DANICA PATRICK, NO. 10 GODADDAY.COM CHEVROLET SS – 29th IN STANDINGS:
“I am actually really excited about Martinsville. I like the little short tracks they are fun. We are going to be close racing a lot of the time. We went testing out at Little Rock and got a feel for a track like Martinsville. I thought we actually made some really big gains that day. It was fun. Is there time to look down at your water and oil temperatures? No, there is not. I think it will be fun and I had no idea that a woman had not competed at Martinsville (in Sprint Cup), but I guess these are things I will find out along the way.”
JUAN PABLO MONTOYA, NO. 42 TARGET CHEVROLET SS – 30th IN STANDINGS:
“Martinsville is hard because it’s always a tough balance between how much the car turns through the center of the corner and how much traction you’ve got off the corner.

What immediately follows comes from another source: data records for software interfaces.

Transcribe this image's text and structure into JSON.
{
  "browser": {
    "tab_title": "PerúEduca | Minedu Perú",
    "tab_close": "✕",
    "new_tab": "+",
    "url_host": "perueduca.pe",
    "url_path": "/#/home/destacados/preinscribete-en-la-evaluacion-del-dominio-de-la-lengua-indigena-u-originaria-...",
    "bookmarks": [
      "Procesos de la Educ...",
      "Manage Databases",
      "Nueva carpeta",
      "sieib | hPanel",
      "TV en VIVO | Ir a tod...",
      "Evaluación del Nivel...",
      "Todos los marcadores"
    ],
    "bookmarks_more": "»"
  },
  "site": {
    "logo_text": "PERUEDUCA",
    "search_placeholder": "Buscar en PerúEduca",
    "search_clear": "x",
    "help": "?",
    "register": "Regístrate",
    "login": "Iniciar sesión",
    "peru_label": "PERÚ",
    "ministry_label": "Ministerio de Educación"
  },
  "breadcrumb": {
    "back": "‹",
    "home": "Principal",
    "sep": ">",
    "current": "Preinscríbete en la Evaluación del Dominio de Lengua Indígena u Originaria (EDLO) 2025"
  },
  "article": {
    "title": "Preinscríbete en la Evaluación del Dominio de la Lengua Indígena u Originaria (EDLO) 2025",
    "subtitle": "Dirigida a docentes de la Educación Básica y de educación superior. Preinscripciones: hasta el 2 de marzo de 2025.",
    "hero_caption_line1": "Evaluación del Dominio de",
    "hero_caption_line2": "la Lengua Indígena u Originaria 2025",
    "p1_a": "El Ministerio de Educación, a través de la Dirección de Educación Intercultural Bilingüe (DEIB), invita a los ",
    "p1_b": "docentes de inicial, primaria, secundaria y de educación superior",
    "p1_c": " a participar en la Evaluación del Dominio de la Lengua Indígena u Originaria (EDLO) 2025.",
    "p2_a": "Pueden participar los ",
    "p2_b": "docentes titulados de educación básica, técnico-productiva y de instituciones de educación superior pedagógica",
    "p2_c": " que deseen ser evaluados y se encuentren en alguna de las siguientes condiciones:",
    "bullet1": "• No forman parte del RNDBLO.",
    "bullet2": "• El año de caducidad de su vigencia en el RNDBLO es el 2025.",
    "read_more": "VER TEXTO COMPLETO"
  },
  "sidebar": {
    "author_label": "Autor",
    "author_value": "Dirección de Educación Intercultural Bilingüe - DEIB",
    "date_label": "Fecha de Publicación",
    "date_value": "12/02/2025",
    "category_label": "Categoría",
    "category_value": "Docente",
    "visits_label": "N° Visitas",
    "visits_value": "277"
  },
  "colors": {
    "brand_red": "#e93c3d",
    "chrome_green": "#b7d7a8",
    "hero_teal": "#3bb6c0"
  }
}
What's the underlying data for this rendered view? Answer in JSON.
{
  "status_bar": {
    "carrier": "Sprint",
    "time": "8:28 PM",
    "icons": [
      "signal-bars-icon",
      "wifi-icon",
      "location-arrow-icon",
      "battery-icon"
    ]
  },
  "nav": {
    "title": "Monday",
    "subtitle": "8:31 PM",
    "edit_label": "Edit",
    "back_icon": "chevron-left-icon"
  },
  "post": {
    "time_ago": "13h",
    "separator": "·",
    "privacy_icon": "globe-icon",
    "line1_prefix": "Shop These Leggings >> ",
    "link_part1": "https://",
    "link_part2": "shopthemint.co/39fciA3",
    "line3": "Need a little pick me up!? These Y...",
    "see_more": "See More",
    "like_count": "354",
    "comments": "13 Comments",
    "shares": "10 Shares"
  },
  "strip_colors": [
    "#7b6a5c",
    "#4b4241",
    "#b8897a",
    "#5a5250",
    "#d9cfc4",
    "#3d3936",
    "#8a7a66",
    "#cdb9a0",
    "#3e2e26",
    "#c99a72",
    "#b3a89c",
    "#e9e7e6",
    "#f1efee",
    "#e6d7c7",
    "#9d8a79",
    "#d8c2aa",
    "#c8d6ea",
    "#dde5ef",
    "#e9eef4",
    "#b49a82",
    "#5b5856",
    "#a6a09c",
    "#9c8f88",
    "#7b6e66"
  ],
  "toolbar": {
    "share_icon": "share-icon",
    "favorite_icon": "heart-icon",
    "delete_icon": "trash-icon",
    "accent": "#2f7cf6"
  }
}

If you can have a car that turns well and puts the power down good you can have a chance of winning. You also have a lot of braking so you have to make sure you don’t use up your brakes early on. I’m use to that from the open-wheel side so I think that’s one of the reasons why I really enjoy racing there. Our Target team usually does really well at Martinsville.”